Warpehoski noted that elections end up being a discussion about candidates. But fundamentally, he said, he does not believe that public service and elected office is about the candidate – rather, it’s about the community. That’s why the center of his campaign has been knocking on doors all across Ward 5, he said. And when he approaches the door, he said he’s not starting with a commercial for himself. Instead, he begins with a question: What’s on your mind about what’s going on in the city?

The single main policy issue that candidates were asked to address was a possible new train station at the Fuller Road site – and transportation is an issue on which Armentrout and Warpehoski have the most different perspectives. But the Fuller Road Station was touched on just briefly. Armentrout listed several reasons why she’s opposed to a rail station at Fuller Road, while Warpehoski is supportive of the idea. But he indicated that if the ultimate recommendation of a current study that’s being conducted is to locate a new facility at Fuller Road, he thinks it deserves a public referendum, because it is public land.

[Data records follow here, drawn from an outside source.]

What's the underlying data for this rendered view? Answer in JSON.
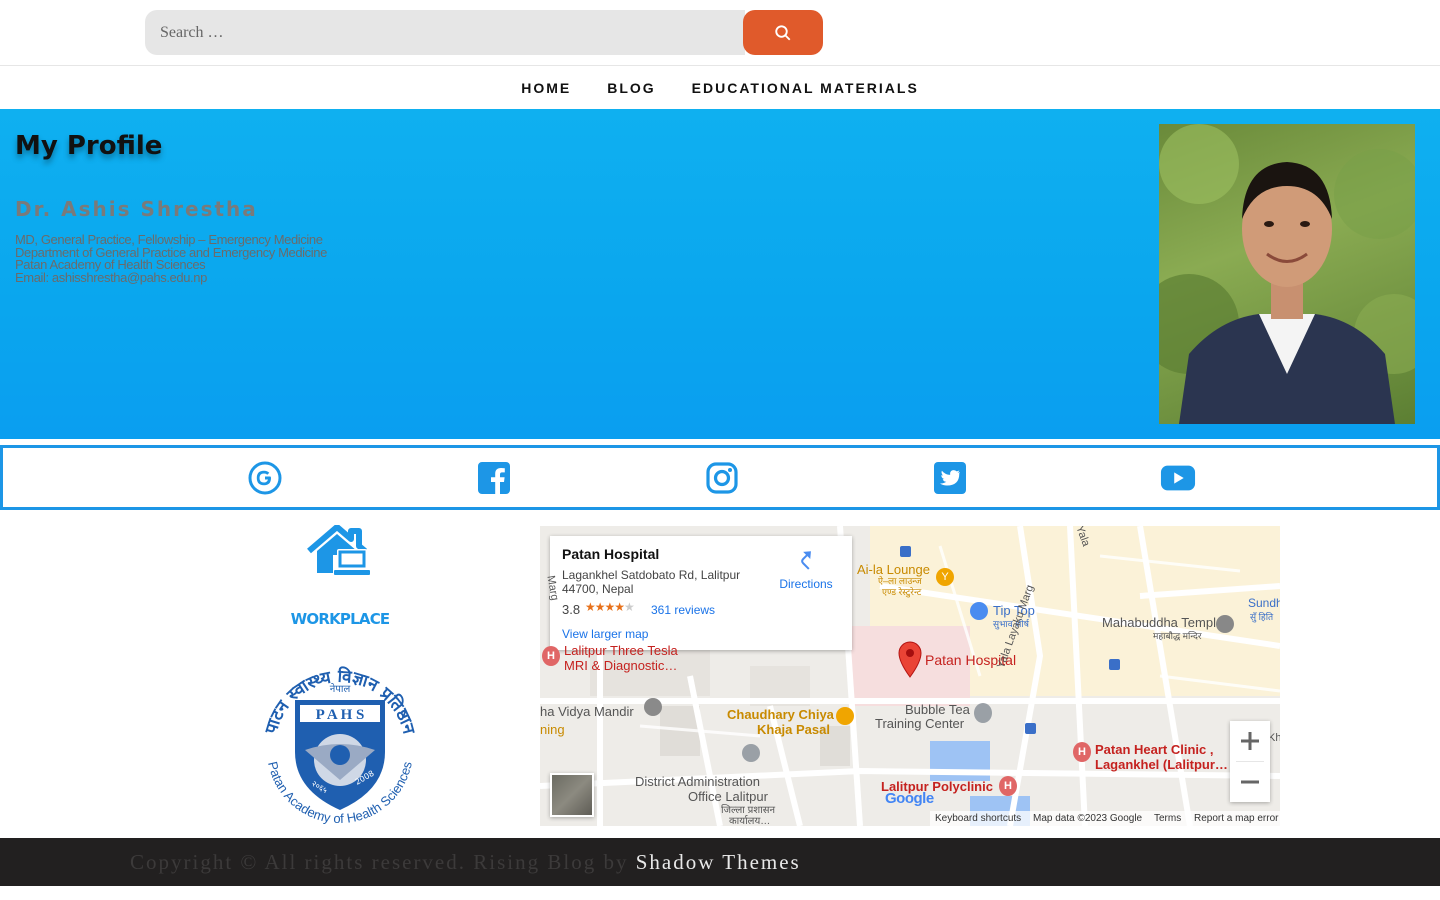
{
  "search": {
    "placeholder": "Search …"
  },
  "nav": {
    "items": [
      {
        "label": "HOME"
      },
      {
        "label": "BLOG"
      },
      {
        "label": "EDUCATIONAL MATERIALS"
      }
    ]
  },
  "hero": {
    "title": "My Profile",
    "name": "Dr. Ashis Shrestha",
    "details": [
      "MD, General Practice, Fellowship – Emergency Medicine",
      "Department of General Practice and Emergency Medicine",
      "Patan Academy of Health Sciences",
      "Email: ashisshrestha@pahs.edu.np"
    ]
  },
  "social": {
    "icons": [
      "google-icon",
      "facebook-icon",
      "instagram-icon",
      "twitter-icon",
      "youtube-icon"
    ],
    "color": "#1d96e6"
  },
  "workplace": {
    "title": "WORKPLACE",
    "logo": {
      "top_text": "पाटन स्वास्थ्य विज्ञान प्रतिष्ठान",
      "nepal": "नेपाल",
      "letters": "P A H S",
      "bottom_text": "Patan Academy of Health Sciences",
      "year1": "२०६५",
      "year2": "2008"
    }
  },
  "map": {
    "card": {
      "place_name": "Patan Hospital",
      "address_line1": "Lagankhel Satdobato Rd, Lalitpur",
      "address_line2": "44700, Nepal",
      "rating": "3.8",
      "stars_filled": 4,
      "reviews": "361 reviews",
      "directions": "Directions",
      "larger_map": "View larger map"
    },
    "labels": {
      "ai_la_lounge": "Ai-la Lounge",
      "ai_la_lounge_np": "ऐ–ला लाउन्ज",
      "ai_la_lounge_np2": "एण्ड रेस्टुरेन्ट",
      "tip_top": "Tip Top",
      "tip_top_np": "सुभाव शीर्ष",
      "mahabuddha": "Mahabuddha Temple",
      "mahabuddha_np": "महाबौद्ध मन्दिर",
      "sundhara": "Sundha",
      "sundhara_np": "सुँ हिति",
      "patan_hospital": "Patan Hospital",
      "three_tesla_1": "Lalitpur Three Tesla",
      "three_tesla_2": "MRI & Diagnostic…",
      "bubble_tea_1": "Bubble Tea",
      "bubble_tea_2": "Training Center",
      "chaudhary_1": "Chaudhary Chiya",
      "chaudhary_2": "Khaja Pasal",
      "vidya_mandir": "ha Vidya Mandir",
      "ning": "ning",
      "district_1": "District Administration",
      "district_2": "Office Lalitpur",
      "district_np1": "जिल्ला प्रशासन",
      "district_np2": "कार्यालय…",
      "heart_1": "Patan Heart Clinic ,",
      "heart_2": "Lagankhel (Lalitpur…",
      "polyclinic": "Lalitpur Polyclinic",
      "yala_layaku": "Yala Layaku Marg",
      "yala": "Yala",
      "marg": "Marg",
      "kh": "Kh"
    },
    "footer": {
      "shortcuts": "Keyboard shortcuts",
      "data": "Map data ©2023 Google",
      "terms": "Terms",
      "report": "Report a map error"
    },
    "google": "Google"
  },
  "footer": {
    "copyright": "Copyright © All rights reserved. Rising Blog by",
    "theme_link": "Shadow Themes"
  }
}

Aside from opening and closing statements, not a lot of specific local policy ground was covered by questions put to the candidates – due in part to a time constraint of about an hour for eight candidates. But the candidates did talk a great deal about issues of transparency and group dynamics on the city council – in response to the leadoff question from forum moderator Mike Henry, co-chair (with Anne Bannister) of the Ann Arbor Democratic Party.

Responding to the question of working as a group, Warpehoski described the techniques of “deep listening,” and stressed the importance of assuming good intent. For her part, Armentrout stressed the importance of  expressing mutual respect and in making decisions based on data and on the merits of the case, and “arguing politely,” whatever the case is.

Broadcast live earlier in the week on the Community Television Network was a League of Women Voters candidate forum that included Armentrout and Warpehoski, which is available online.

The deadline to register to vote in the Aug. 7 primary has passed. Oct. 9 is the last day to register to vote for the Tuesday, Nov. 6 general election. Information on voter registration can be found on the Washtenaw County clerk’s elections division website. To see a sample ballot for your precinct, visit the Secretary of State’s website. The League of Women Voters also has an online voter information site – – which includes biographical information on some candidates, stances on issues, and a “build my ballot” feature. [Full Story]